Obama's missed break in Libya: The president slowed things down to set up the play he wanted rather than the play the moment needed. As a result, Moammar Kadafi regained his balance - Jonah Goldberg, latimes.com: Now that America is rescuing losing rebels rather than lending support to winning ones, we will "own" the next Libyan regime.
Obama, who campaigned on ending Middle Eastern wars, not starting them, wanted a war completely on his own terms. He got what he wished for. Image from
At War in Libya - Editorial, New York Times: Muammar el-Qaddafi is erratic, widely reviled, armed with mustard gas and has a history of supporting terrorism. If he is allowed to crush the opposition, it would chill pro-democracy movements across the Arab world.

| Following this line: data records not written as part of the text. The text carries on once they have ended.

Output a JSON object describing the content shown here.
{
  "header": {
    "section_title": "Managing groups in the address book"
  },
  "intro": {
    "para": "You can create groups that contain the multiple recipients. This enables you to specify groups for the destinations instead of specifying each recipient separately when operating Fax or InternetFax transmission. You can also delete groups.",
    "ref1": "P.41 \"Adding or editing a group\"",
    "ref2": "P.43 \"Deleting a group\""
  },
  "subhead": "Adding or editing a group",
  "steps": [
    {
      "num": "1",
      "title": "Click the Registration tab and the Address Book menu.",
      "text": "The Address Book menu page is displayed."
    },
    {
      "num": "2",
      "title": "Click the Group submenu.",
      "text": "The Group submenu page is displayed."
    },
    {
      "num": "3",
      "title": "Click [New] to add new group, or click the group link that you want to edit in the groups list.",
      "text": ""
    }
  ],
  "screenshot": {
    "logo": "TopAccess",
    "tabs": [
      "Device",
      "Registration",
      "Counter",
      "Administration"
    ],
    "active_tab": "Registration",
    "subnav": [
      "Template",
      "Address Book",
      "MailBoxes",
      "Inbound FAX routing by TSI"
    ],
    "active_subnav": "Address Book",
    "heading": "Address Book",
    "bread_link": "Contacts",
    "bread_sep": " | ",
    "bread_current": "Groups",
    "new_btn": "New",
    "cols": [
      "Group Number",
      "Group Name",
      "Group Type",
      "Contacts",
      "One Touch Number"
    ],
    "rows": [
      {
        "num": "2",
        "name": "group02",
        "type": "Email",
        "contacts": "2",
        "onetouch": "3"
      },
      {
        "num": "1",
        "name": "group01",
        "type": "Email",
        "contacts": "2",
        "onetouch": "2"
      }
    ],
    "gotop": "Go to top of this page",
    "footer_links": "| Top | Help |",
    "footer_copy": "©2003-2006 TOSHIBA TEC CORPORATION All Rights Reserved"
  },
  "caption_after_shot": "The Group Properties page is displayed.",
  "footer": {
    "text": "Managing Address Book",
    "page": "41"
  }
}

Libya in its Arab Context - Marc Lynch, Foreign Policy: Libya matters to the United States not for its oil or intrinsic importance, but because it has been a key part of the rapidly evolving transformation of the Arab world. For Arab protestors and regimes alike, Gaddafi's bloody response to the emerging Libyan protest movement had become a litmus test for the future of the Arab revolution. If Gaddafi succeeded in snuffing out the challenge by force without a meaningful response from the United States, Europe and the international community then that would have been interpreted as a green light for all other leaders to employ similar tactics.
New rules could allow pro-EU propaganda campaign - Jeff Taylor, The Economic Voice: Euro-sceptics have branded controversial new rules coming out of Brussels as a licence for the EU to spend our money on a pro-EU propaganda campaign. The ‘outrageous’ new rules say critics could allow MEPs to spend many millions of pounds of our own money on promoting the EU by swamping the country with a constant barrage of pro-EU literature, together with radio and TV programmes just before any ‘EU in or out’ referendum.
Soft Power in Gandhian terms - Paul Rockower, Levantine: In my own Gandhian terms, hard power is the power of fear. Those bend to your will because they feel compelled to do so out of some deeper fear.
Soft power, on the other hand, is the power of respect. Those who follow your lead do so because they respect you, and are influenced therein. Image from